<<<<

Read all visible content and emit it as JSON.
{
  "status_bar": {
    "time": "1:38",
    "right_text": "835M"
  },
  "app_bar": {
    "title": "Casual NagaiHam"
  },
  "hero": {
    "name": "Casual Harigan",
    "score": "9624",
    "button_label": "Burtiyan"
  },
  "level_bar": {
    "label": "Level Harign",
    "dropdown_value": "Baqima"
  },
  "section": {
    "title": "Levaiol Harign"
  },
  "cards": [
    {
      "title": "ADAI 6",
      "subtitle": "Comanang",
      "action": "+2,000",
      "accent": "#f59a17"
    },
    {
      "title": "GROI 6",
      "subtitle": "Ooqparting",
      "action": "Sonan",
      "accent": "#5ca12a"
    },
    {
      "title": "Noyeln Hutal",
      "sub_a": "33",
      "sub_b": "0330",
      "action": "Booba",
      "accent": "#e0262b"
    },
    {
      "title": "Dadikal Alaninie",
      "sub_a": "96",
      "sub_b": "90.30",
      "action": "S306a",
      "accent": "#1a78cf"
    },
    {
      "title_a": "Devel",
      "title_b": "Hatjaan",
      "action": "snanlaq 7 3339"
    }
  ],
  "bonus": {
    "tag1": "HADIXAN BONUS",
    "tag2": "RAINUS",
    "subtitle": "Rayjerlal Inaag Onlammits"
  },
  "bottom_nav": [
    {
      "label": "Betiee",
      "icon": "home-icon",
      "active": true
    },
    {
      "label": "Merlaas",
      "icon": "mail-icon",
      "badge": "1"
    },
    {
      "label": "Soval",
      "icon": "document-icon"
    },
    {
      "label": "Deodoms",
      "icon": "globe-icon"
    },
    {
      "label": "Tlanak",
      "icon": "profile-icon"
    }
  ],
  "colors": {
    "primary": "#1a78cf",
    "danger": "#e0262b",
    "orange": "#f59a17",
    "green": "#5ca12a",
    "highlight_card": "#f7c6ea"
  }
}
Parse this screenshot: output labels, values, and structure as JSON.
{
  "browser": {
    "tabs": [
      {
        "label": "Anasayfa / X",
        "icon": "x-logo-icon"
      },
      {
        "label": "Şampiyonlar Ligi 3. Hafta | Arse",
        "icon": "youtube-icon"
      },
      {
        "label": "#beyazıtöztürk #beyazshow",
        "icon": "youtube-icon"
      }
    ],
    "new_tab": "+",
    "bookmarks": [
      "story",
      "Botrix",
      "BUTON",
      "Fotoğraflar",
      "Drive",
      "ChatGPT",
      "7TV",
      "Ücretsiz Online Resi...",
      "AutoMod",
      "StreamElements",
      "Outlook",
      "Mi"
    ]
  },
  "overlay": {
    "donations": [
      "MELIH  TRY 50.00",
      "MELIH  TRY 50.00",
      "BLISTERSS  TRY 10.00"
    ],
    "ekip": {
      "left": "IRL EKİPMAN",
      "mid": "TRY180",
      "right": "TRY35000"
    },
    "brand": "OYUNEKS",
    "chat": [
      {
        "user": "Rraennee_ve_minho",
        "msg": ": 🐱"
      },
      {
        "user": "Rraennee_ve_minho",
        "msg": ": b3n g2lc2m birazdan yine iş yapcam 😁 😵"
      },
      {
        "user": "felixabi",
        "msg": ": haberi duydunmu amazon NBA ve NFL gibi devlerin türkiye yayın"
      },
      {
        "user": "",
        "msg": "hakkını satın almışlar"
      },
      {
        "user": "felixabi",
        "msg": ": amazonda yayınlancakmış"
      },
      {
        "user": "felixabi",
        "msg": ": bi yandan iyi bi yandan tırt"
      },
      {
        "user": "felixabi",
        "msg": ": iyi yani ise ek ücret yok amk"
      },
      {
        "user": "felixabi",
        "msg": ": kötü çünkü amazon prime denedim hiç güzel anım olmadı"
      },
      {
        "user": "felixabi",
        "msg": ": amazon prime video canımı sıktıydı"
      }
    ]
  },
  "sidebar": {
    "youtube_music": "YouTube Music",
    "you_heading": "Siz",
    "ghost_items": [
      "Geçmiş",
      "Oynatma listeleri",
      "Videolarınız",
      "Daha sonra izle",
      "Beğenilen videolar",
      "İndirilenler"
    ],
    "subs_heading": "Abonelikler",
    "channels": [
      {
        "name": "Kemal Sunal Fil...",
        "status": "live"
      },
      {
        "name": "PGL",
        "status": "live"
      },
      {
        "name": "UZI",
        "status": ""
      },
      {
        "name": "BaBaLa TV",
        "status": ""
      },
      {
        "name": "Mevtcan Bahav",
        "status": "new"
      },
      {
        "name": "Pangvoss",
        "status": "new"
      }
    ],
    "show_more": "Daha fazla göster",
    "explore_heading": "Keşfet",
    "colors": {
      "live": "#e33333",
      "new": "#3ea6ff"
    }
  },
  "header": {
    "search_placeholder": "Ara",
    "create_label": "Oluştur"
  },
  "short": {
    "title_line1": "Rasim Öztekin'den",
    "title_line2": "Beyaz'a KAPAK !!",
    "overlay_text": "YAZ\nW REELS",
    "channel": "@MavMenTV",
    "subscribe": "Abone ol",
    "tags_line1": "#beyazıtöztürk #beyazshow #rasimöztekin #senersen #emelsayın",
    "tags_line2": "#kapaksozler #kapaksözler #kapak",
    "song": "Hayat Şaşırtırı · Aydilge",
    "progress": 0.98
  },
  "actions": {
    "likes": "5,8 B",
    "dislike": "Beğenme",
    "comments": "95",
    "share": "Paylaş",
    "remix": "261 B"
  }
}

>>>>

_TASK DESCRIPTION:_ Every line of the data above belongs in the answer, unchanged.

_REPLY:_
Read all visible content and emit it as JSON.
{
  "status_bar": {
    "time": "1:38",
    "right_text": "835M"
  },
  "app_bar": {
    "title": "Casual NagaiHam"
  },
  "hero": {
    "name": "Casual Harigan",
    "score": "9624",
    "button_label": "Burtiyan"
  },
  "level_bar": {
    "label": "Level Harign",
    "dropdown_value": "Baqima"
  },
  "section": {
    "title": "Levaiol Harign"
  },
  "cards": [
    {
      "title": "ADAI 6",
      "subtitle": "Comanang",
      "action": "+2,000",
      "accent": "#f59a17"
    },
    {
      "title": "GROI 6",
      "subtitle": "Ooqparting",
      "action": "Sonan",
      "accent": "#5ca12a"
    },
    {
      "title": "Noyeln Hutal",
      "sub_a": "33",
      "sub_b": "0330",
      "action": "Booba",
      "accent": "#e0262b"
    },
    {
      "title": "Dadikal Alaninie",
      "sub_a": "96",
      "sub_b": "90.30",
      "action": "S306a",
      "accent": "#1a78cf"
    },
    {
      "title_a": "Devel",
      "title_b": "Hatjaan",
      "action": "snanlaq 7 3339"
    }
  ],
  "bonus": {
    "tag1": "HADIXAN BONUS",
    "tag2": "RAINUS",
    "subtitle": "Rayjerlal Inaag Onlammits"
  },
  "bottom_nav": [
    {
      "label": "Betiee",
      "icon": "home-icon",
      "active": true
    },
    {
      "label": "Merlaas",
      "icon": "mail-icon",
      "badge": "1"
    },
    {
      "label": "Soval",
      "icon": "document-icon"
    },
    {
      "label": "Deodoms",
      "icon": "globe-icon"
    },
    {
      "label": "Tlanak",
      "icon": "profile-icon"
    }
  ],
  "colors": {
    "primary": "#1a78cf",
    "danger": "#e0262b",
    "orange": "#f59a17",
    "green": "#5ca12a",
    "highlight_card": "#f7c6ea"
  }
}
Parse this screenshot: output labels, values, and structure as JSON.
{
  "browser": {
    "tabs": [
      {
        "label": "Anasayfa / X",
        "icon": "x-logo-icon"
      },
      {
        "label": "Şampiyonlar Ligi 3. Hafta | Arse",
        "icon": "youtube-icon"
      },
      {
        "label": "#beyazıtöztürk #beyazshow",
        "icon": "youtube-icon"
      }
    ],
    "new_tab": "+",
    "bookmarks": [
      "story",
      "Botrix",
      "BUTON",
      "Fotoğraflar",
      "Drive",
      "ChatGPT",
      "7TV",
      "Ücretsiz Online Resi...",
      "AutoMod",
      "StreamElements",
      "Outlook",
      "Mi"
    ]
  },
  "overlay": {
    "donations": [
      "MELIH  TRY 50.00",
      "MELIH  TRY 50.00",
      "BLISTERSS  TRY 10.00"
    ],
    "ekip": {
      "left": "IRL EKİPMAN",
      "mid": "TRY180",
      "right": "TRY35000"
    },
    "brand": "OYUNEKS",
    "chat": [
      {
        "user": "Rraennee_ve_minho",
        "msg": ": 🐱"
      },
      {
        "user": "Rraennee_ve_minho",
        "msg": ": b3n g2lc2m birazdan yine iş yapcam 😁 😵"
      },
      {
        "user": "felixabi",
        "msg": ": haberi duydunmu amazon NBA ve NFL gibi devlerin türkiye yayın"
      },
      {
        "user": "",
        "msg": "hakkını satın almışlar"
      },
      {
        "user": "felixabi",
        "msg": ": amazonda yayınlancakmış"
      },
      {
        "user": "felixabi",
        "msg": ": bi yandan iyi bi yandan tırt"
      },
      {
        "user": "felixabi",
        "msg": ": iyi yani ise ek ücret yok amk"
      },
      {
        "user": "felixabi",
        "msg": ": kötü çünkü amazon prime denedim hiç güzel anım olmadı"
      },
      {
        "user": "felixabi",
        "msg": ": amazon prime video canımı sıktıydı"
      }
    ]
  },
  "sidebar": {
    "youtube_music": "YouTube Music",
    "you_heading": "Siz",
    "ghost_items": [
      "Geçmiş",
      "Oynatma listeleri",
      "Videolarınız",
      "Daha sonra izle",
      "Beğenilen videolar",
      "İndirilenler"
    ],
    "subs_heading": "Abonelikler",
    "channels": [
      {
        "name": "Kemal Sunal Fil...",
        "status": "live"
      },
      {
        "name": "PGL",
        "status": "live"
      },
      {
        "name": "UZI",
        "status": ""
      },
      {
        "name": "BaBaLa TV",
        "status": ""
      },
      {
        "name": "Mevtcan Bahav",
        "status": "new"
      },
      {
        "name": "Pangvoss",
        "status": "new"
      }
    ],
    "show_more": "Daha fazla göster",
    "explore_heading": "Keşfet",
    "colors": {
      "live": "#e33333",
      "new": "#3ea6ff"
    }
  },
  "header": {
    "search_placeholder": "Ara",
    "create_label": "Oluştur"
  },
  "short": {
    "title_line1": "Rasim Öztekin'den",
    "title_line2": "Beyaz'a KAPAK !!",
    "overlay_text": "YAZ\nW REELS",
    "channel": "@MavMenTV",
    "subscribe": "Abone ol",
    "tags_line1": "#beyazıtöztürk #beyazshow #rasimöztekin #senersen #emelsayın",
    "tags_line2": "#kapaksozler #kapaksözler #kapak",
    "song": "Hayat Şaşırtırı · Aydilge",
    "progress": 0.98
  },
  "actions": {
    "likes": "5,8 B",
    "dislike": "Beğenme",
    "comments": "95",
    "share": "Paylaş",
    "remix": "261 B"
  }
}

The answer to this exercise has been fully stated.